[Data excerpts]
--------------------------------

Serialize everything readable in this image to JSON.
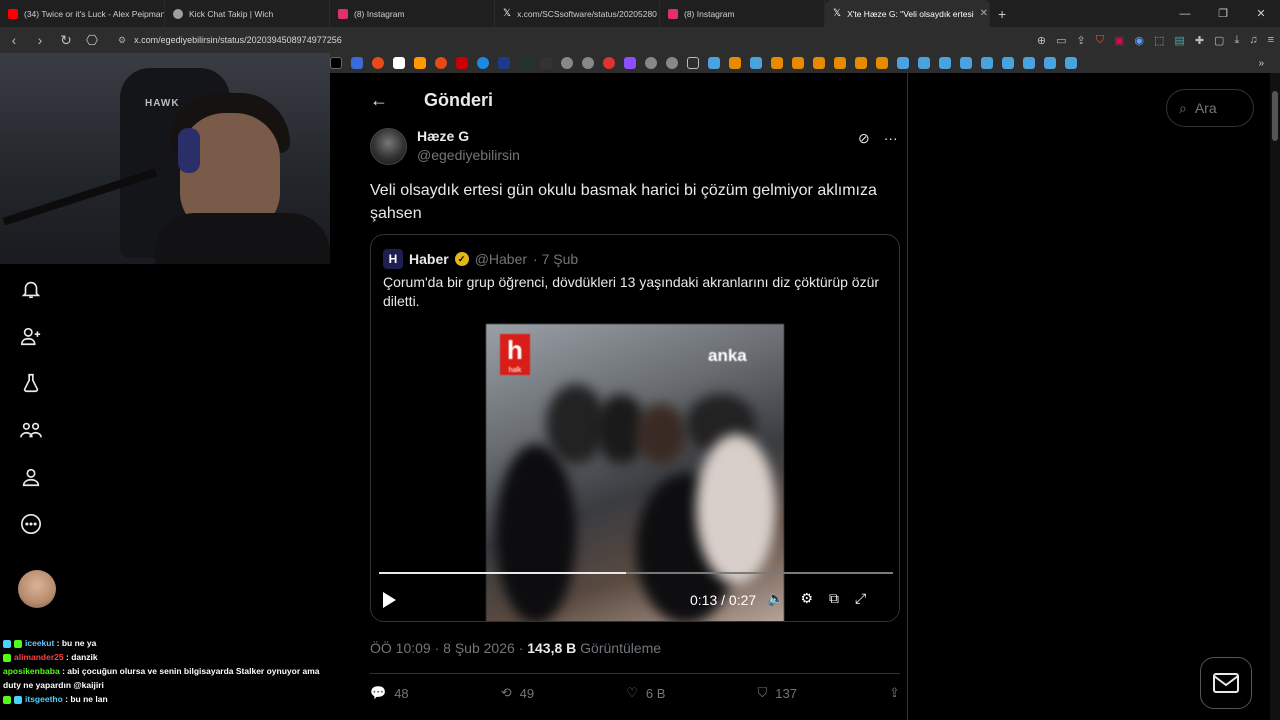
{
  "browser": {
    "tabs": [
      {
        "label": "(34) Twice or it's Luck - Alex Peipman",
        "favicon_color": "#ff0000",
        "active": false
      },
      {
        "label": "Kick Chat Takip | Wich",
        "favicon_color": "#9aa0a6",
        "active": false
      },
      {
        "label": "(8) Instagram",
        "favicon_color": "#e1306c",
        "active": false
      },
      {
        "label": "x.com/SCSsoftware/status/20205280",
        "favicon_color": "#ffffff",
        "active": false
      },
      {
        "label": "(8) Instagram",
        "favicon_color": "#e1306c",
        "active": false
      },
      {
        "label": "X'te Hæze G: \"Veli olsaydık ertesi",
        "favicon_color": "#ffffff",
        "active": true
      }
    ],
    "new_tab": "+",
    "url": "x.com/egediyebilirsin/status/2020394508974977256"
  },
  "chat": [
    {
      "user": "iceekut",
      "message": ": bu ne ya",
      "color": "#6ac3ff"
    },
    {
      "user": "alimander25",
      "message": ": danzik",
      "color": "#ff4040"
    },
    {
      "user": "aposikenbaba",
      "message": ": abi çocuğun olursa ve senin bilgisayarda Stalker oynuyor ama duty ne yapardın @kaijiri",
      "color": "#53fc18"
    },
    {
      "user": "itsgeetho",
      "message": ": bu ne lan",
      "color": "#4dd2ff"
    }
  ],
  "webcam": {
    "chair_logo": "HAWK"
  },
  "post": {
    "header_title": "Gönderi",
    "author_name": "Hæze G",
    "author_handle": "@egediyebilirsin",
    "text": "Veli olsaydık ertesi gün okulu basmak harici bi çözüm gelmiyor aklımıza şahsen",
    "meta_time": "ÖÖ 10:09 · 8 Şub 2026 · ",
    "meta_views": "143,8 B",
    "meta_views_label": " Görüntüleme",
    "replies": "48",
    "reposts": "49",
    "likes": "6 B",
    "bookmarks": "137"
  },
  "quote": {
    "logo_letter": "H",
    "name": "Haber",
    "handle": "@Haber",
    "date": "· 7 Şub",
    "text": "Çorum'da bir grup öğrenci, dövdükleri 13 yaşındaki akranlarını diz çöktürüp özür diletti.",
    "video": {
      "channel_logo": "h",
      "channel_sub": "halk",
      "watermark": "anka",
      "time": "0:13 / 0:27",
      "progress": 0.48
    }
  },
  "search": {
    "placeholder": "Ara"
  }
}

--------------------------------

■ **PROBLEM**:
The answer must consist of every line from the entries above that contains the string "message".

■ **RESPONSE BOX**:
      "message": ": bu ne ya",
      "message": ": danzik",
      "message": ": abi çocuğun olursa ve senin bilgisayarda Stalker oynuyor ama duty ne yapardın @kaijiri",
      "message": ": bu ne lan",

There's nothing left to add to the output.